- Explain to the students that they are going to conduct an investigation on how substances change when heated and cooled.
- Organise students into cooperative learning teams and provide each student with a copy of the Investigation planner (Word, 392 KB).
- Introduce students to the liquids that will be used and the equipment that is available. Ask them to read the investigation question – How do substances change when heated and cooled? – and discuss what they think the question means. Ask students to suggest how they might go about setting up an investigation to answer the question.
- Ask the students to consider and discuss the following questions.
- How can you ensure that the investigation is fair?

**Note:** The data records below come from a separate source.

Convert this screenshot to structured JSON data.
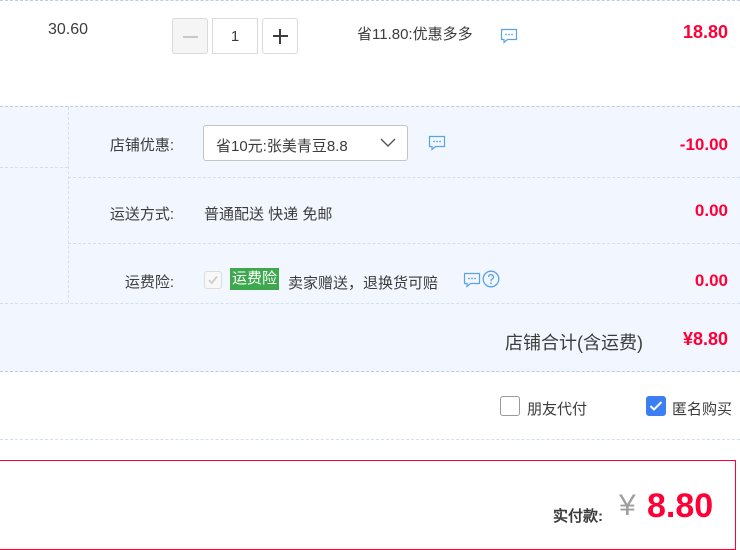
{
  "item": {
    "unit_price": "30.60",
    "quantity": "1",
    "promo": "省11.80:优惠多多",
    "subtotal": "18.80"
  },
  "shop": {
    "discount_label": "店铺优惠:",
    "discount_selected": "省10元:张美青豆8.8",
    "discount_amount": "-10.00",
    "shipping_label": "运送方式:",
    "shipping_value": "普通配送 快递 免邮",
    "shipping_amount": "0.00",
    "insurance_label": "运费险:",
    "insurance_badge": "运费险",
    "insurance_desc": "卖家赠送，退换货可赔",
    "insurance_amount": "0.00",
    "total_label": "店铺合计(含运费)",
    "total_value": "¥8.80"
  },
  "options": {
    "friend_pay_label": "朋友代付",
    "friend_pay_checked": false,
    "anonymous_label": "匿名购买",
    "anonymous_checked": true
  },
  "payment": {
    "label": "实付款:",
    "currency": "¥",
    "amount": "8.80"
  },
  "colors": {
    "price_red": "#ff0036",
    "panel_bg": "#f2f7ff",
    "insurance_green": "#3ea84f",
    "checkbox_blue": "#3b7ff3",
    "chat_icon_blue": "#5aa2e6"
  },
  "icons": [
    "minus-icon",
    "plus-icon",
    "chat-bubble-icon",
    "chevron-down-icon",
    "checkmark-icon",
    "help-circle-icon"
  ]
}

- What variables will need to be controlled?
- What variable is being changed?
- What will be measured and collected?
- How can the data collected by the class be compared fairly?
- How can you keep yourself and others safe during this investigation?
- As a class, develop a procedure to investigate the question. Record the procedure in the appropriate space on the planner (or develop a class copy and provide one for each student). Provide time for students to complete questions 3, 4 and 5 of the investigation planner.
- Set up a class recording system so that students can add their data to the class data set.
- Provide time for the students to complete the investigation, recording the data as they go.
Once students have collected and recorded the necessary data and observations from the investigation, meet together as a class to discuss how this data can best be represented. Ask the students if the information can be graphed and what type of graph would be best.
Ask students to look at the data they collected and respond to the following questions.
- Can any conclusions be drawn?
- Was there anything that surprised you?
- How does the data relate to your earlier predictions?
- Is there anything that could be done to improve the data collection?
Provide time for the students to complete questions 6, 7 and 8 of the investigation planner.